# THE TASK
Please return every line in the entries below with the word "icon" in it.

**** SOURCE RECORDS

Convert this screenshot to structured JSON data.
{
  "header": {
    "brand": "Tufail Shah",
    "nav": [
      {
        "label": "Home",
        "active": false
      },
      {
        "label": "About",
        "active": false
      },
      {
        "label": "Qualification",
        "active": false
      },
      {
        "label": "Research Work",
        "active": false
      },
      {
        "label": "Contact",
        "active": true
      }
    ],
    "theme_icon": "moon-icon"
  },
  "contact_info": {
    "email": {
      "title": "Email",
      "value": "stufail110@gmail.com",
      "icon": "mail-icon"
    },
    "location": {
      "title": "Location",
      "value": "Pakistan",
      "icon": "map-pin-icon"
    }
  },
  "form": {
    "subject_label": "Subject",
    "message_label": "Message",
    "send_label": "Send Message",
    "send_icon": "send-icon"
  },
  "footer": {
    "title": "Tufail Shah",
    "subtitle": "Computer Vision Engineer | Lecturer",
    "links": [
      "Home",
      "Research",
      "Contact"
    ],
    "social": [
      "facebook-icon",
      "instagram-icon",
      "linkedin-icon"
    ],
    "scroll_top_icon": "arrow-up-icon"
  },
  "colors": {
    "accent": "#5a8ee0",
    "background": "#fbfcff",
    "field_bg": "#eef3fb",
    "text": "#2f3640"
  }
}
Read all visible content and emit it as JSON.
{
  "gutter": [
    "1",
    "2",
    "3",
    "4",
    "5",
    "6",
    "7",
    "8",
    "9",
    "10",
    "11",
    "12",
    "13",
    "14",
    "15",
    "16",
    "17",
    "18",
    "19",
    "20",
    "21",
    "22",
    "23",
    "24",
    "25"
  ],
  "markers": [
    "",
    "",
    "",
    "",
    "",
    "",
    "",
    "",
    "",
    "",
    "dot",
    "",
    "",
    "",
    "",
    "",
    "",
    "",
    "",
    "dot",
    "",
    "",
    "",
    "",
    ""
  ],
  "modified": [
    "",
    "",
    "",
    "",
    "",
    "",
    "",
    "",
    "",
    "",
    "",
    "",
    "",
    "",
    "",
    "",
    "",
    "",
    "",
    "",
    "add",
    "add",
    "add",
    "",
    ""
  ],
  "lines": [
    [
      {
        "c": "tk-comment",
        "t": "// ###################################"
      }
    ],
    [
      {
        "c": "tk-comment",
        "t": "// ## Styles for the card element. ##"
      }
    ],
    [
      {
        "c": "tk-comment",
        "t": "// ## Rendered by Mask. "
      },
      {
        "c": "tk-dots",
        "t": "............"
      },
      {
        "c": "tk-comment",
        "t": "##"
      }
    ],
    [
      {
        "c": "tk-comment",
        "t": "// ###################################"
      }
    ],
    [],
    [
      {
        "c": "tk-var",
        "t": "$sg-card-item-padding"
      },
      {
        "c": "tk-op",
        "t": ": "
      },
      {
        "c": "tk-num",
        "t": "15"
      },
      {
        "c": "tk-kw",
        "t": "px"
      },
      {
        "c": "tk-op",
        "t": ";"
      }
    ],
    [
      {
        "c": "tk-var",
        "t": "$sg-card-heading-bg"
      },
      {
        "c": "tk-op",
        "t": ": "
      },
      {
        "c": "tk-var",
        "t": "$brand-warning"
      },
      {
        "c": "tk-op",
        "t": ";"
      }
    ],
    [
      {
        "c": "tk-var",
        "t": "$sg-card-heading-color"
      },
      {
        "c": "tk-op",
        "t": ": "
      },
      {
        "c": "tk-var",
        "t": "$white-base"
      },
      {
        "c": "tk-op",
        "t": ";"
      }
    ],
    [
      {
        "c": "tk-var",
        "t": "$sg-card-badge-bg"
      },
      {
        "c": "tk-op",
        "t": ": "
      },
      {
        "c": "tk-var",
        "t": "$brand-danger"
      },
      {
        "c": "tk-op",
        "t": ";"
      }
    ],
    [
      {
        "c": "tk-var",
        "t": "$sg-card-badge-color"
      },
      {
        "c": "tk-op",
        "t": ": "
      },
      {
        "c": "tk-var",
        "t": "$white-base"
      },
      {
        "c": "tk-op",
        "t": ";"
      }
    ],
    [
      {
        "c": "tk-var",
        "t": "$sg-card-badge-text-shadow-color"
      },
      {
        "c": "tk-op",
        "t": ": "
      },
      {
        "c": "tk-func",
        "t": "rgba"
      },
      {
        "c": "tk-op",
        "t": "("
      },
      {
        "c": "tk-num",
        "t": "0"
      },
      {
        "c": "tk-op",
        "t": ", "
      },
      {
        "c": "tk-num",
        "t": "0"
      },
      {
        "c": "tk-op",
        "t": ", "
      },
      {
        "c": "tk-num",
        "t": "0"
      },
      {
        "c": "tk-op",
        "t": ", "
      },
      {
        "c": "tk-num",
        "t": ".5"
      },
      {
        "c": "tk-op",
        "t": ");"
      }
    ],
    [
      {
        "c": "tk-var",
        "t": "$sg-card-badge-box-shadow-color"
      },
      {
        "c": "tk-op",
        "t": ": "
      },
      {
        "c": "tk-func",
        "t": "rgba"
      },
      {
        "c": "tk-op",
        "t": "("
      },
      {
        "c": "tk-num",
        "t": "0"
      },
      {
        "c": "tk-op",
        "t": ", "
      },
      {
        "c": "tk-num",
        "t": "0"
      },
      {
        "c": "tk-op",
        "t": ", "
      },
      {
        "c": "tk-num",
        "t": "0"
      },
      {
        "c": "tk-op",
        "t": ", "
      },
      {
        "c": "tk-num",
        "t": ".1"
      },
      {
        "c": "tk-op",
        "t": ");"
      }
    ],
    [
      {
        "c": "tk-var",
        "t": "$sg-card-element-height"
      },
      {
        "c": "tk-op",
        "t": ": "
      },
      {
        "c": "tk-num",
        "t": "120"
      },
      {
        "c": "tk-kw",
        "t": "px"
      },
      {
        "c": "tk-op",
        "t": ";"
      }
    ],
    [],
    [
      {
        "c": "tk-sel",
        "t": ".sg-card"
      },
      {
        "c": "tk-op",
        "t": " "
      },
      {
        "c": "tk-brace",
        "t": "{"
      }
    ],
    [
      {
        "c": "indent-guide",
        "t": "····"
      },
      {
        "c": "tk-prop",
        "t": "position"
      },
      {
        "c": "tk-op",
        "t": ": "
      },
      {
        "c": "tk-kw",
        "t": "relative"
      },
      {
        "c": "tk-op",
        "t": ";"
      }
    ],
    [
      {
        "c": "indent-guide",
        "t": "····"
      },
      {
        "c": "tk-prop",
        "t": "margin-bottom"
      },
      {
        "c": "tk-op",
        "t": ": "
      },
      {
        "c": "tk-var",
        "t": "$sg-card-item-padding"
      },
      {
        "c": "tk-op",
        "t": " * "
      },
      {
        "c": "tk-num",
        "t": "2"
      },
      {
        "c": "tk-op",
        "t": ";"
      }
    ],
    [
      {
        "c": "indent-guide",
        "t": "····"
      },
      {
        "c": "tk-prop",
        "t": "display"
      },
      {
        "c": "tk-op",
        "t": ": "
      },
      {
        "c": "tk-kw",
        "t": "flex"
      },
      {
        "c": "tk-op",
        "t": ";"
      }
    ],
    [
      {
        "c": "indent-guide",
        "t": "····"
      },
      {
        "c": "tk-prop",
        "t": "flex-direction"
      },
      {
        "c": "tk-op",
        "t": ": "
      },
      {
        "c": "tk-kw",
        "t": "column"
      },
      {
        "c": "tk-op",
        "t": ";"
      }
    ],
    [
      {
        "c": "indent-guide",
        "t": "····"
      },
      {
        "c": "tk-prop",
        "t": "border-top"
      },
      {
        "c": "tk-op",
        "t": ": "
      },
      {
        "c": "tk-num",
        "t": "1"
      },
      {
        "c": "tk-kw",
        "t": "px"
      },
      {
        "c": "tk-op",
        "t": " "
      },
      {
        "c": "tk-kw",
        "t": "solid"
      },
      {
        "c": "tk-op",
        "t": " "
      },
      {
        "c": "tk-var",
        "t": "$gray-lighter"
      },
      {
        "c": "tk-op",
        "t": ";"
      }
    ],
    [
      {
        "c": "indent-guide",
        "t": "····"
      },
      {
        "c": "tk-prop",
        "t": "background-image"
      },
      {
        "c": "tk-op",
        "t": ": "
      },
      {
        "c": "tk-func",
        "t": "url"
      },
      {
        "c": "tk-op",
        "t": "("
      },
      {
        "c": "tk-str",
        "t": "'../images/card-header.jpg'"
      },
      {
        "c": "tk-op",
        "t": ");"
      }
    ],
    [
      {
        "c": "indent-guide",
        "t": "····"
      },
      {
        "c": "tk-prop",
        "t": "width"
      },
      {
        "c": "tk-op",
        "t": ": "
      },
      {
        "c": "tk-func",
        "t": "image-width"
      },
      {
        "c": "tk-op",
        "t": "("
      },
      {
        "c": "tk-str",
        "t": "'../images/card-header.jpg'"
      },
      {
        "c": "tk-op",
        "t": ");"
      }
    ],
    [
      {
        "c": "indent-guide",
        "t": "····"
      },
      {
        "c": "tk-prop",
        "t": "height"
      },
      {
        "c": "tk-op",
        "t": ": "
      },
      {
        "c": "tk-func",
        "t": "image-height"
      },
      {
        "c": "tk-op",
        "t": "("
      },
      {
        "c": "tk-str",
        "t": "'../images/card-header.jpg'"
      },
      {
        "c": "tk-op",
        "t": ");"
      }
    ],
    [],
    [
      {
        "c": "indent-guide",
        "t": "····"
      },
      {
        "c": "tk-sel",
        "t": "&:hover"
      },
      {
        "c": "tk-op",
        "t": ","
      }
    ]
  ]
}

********

# ANSWER
    "theme_icon": "moon-icon"
      "icon": "mail-icon"
      "icon": "map-pin-icon"
    "send_icon": "send-icon"
      "facebook-icon",
      "instagram-icon",
      "linkedin-icon"
    "scroll_top_icon": "arrow-up-icon"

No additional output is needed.